Is the cornstarch necessary? My grandkids can’t have corn. If so, what would be an alternative?
Hi Debe! You can replace the cornstarch with AP flour. Cornstarch gives the scones a nice crunch to the exterior, but they’ll be lovely without it.
SO happy to hear, Val! Thank you for your note :D
I have made these scones a few times with great success. Today I used lemon zest and juice and instead of cranberries I added poppy seeds. The flexibility of flavorings using the standard wet/dry ingredients is fun. One questions, what does “stirred down” mean for the sourdough discard? I usually just measure from the bowl without stirring so I’m wondering how my results would be impacted. I only just noticed the stirring reference. THANKS.
Hi Carolyn! Thank you for your note and sending a smile :D The poppy seeds sound delicious. You’ve discovered the flexibility of this recipe! “Stirred down” is for measurement purposes. If you measure the starter when it’s fluffy, you’ll have a different volume measurement than if you stir the starter down. I hope this helps!
love scones, but don’t have them very often, but weekends, or at least one day a week, are when I allow myself these kinds of carbs, and these are wonderful and well worth it with cranberry orange – one of my favorite flavor combos – love the texture too of scones, so thank you
Hi Sabrina! A rare treat around here too… they’re one of my favorite things! So happy you’re enjoying the scones :D
These were the best scones, will make again for sure!
SO happy to hear, Val! Thank you for your note and sending a smile!
I’ve made these scones about 10x now and every time friends and family ask for the recipe and are shocked that they’re so moist. The recipe is especially perfect when our orange tree is filled with oranges! Thank you!
Hi Angie! Thank you for your note, giving the recipe a go and sending a smile! SO happy to hear you’re enjoying the scones, and with your fresh oranges – what a delight!
Delicious! I made these scrumptious scones gluten free by using refrigerated discard from my mature GF starter and substituting Cup4Cup by weight for the AP flour and the cornstarch (as Cup4Cup is already a starchier blend than others). The scones turned out beautifully with great rise, texture and flavor. This is a recipe I’ll definitely make again!

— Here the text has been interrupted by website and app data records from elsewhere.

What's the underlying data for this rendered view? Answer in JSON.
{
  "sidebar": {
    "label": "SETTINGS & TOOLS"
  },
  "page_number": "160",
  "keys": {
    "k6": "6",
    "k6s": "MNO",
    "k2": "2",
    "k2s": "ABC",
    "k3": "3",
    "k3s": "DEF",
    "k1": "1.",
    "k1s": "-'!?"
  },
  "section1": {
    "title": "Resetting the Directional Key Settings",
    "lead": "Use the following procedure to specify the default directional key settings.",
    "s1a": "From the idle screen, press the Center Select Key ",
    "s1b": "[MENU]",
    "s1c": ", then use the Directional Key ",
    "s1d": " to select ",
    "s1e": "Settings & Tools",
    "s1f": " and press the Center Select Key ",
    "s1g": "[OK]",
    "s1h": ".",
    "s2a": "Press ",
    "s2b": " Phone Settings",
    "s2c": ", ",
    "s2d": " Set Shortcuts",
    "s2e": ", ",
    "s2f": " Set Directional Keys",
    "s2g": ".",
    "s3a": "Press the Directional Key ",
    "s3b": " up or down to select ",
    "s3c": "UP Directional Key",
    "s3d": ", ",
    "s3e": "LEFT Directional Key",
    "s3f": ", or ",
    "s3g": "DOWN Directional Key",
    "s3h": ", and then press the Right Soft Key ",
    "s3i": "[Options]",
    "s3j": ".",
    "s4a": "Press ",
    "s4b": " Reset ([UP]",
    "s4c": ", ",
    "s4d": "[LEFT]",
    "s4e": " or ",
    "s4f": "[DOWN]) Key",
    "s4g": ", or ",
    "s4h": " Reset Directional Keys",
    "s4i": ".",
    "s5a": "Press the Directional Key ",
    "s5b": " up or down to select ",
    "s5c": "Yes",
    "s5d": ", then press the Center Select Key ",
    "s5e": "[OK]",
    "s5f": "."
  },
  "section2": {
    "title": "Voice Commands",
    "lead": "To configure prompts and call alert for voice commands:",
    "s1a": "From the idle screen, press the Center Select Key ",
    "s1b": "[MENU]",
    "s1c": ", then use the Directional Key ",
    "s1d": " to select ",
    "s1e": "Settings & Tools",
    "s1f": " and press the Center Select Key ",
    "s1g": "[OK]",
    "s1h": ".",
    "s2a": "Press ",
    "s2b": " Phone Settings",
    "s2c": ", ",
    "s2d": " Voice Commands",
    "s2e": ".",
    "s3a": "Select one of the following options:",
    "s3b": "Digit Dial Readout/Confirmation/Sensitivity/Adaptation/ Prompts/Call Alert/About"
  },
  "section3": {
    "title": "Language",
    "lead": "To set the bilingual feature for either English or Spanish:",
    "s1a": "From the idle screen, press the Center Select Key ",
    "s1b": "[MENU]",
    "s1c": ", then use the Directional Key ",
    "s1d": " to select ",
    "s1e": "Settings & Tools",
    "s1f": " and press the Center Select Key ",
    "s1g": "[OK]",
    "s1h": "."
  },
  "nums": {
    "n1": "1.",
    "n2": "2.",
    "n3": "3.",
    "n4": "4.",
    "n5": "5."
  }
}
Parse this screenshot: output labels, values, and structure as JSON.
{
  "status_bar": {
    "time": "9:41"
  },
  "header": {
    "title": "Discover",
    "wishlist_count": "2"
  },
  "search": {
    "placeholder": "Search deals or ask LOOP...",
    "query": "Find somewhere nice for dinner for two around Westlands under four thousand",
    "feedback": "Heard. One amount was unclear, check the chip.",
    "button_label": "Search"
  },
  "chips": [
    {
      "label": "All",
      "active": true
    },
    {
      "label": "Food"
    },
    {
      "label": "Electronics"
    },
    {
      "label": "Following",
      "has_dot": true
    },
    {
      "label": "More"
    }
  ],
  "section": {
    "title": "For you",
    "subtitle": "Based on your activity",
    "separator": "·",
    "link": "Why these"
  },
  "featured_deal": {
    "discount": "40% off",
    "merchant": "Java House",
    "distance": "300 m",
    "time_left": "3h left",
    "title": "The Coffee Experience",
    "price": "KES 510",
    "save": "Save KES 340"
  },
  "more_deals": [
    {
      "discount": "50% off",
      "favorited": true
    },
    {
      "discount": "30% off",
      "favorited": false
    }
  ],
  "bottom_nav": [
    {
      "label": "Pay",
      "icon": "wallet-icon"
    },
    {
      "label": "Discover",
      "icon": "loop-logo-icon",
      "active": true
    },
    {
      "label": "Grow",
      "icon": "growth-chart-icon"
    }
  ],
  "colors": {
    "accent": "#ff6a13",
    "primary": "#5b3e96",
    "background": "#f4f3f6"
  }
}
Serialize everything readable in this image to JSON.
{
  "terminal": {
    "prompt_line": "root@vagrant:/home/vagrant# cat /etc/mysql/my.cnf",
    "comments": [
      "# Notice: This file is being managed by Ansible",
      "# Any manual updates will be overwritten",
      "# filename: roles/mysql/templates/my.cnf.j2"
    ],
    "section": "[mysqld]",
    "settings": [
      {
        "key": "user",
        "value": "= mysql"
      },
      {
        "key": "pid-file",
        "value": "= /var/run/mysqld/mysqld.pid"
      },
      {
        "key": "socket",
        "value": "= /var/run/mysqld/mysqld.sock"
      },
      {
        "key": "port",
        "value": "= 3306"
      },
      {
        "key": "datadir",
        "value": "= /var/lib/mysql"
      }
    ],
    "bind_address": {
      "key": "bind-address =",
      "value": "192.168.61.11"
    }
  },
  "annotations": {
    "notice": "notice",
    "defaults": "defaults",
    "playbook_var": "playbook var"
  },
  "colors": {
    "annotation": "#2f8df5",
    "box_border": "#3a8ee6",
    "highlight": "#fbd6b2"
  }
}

Hiii Melissa! First the biscuits and now these! Thank you for your notes and experimentation. I’m thrilled to hear you easily made these GF!
These look good. Do you have a gluten free version of these or do you have any recommendations as to how to make these gluten free?
Hi Penelope! I do not have a GF version of this recipe. Without testing a new recipe, I’m hesitant to make recommendations. But, Rachel over at Bakerita has a Gluten Free Orange Scone Recipe you may like!
Katherine | Love In My Oven
We don’t make scones enough! These are perfect – cranberry orange is such a lovely flavor. I would enjoy one of these with a cup of Earl Grey. Yum!
Isn’t that flavor profile so crave worthy? Thank you, Katherine! And yes, with Earl Grey Tea (I’m in!)!
These were easy to make and delicious!
Hi Lalita! You’re quick! Thank you for your note and giving the scones a go :D Super happy to hear!
Cn you fresh cranberries instead of the dried?
Hi Lynn! I’ve made these with fresh cranberries, and they work but I found there wasn’t quite enough sugar in the scones to balance the tartness of the cranberries. If you give it a go, please let us know how they turn out 🙋🏻♀️
MaryAnn | The Beach House Kitchen
Scones are a treat in my book too Traci! And making a batch with Bob’s Red Mill products is certainly the way to go! Top quality! This is a favorite flavor combo too!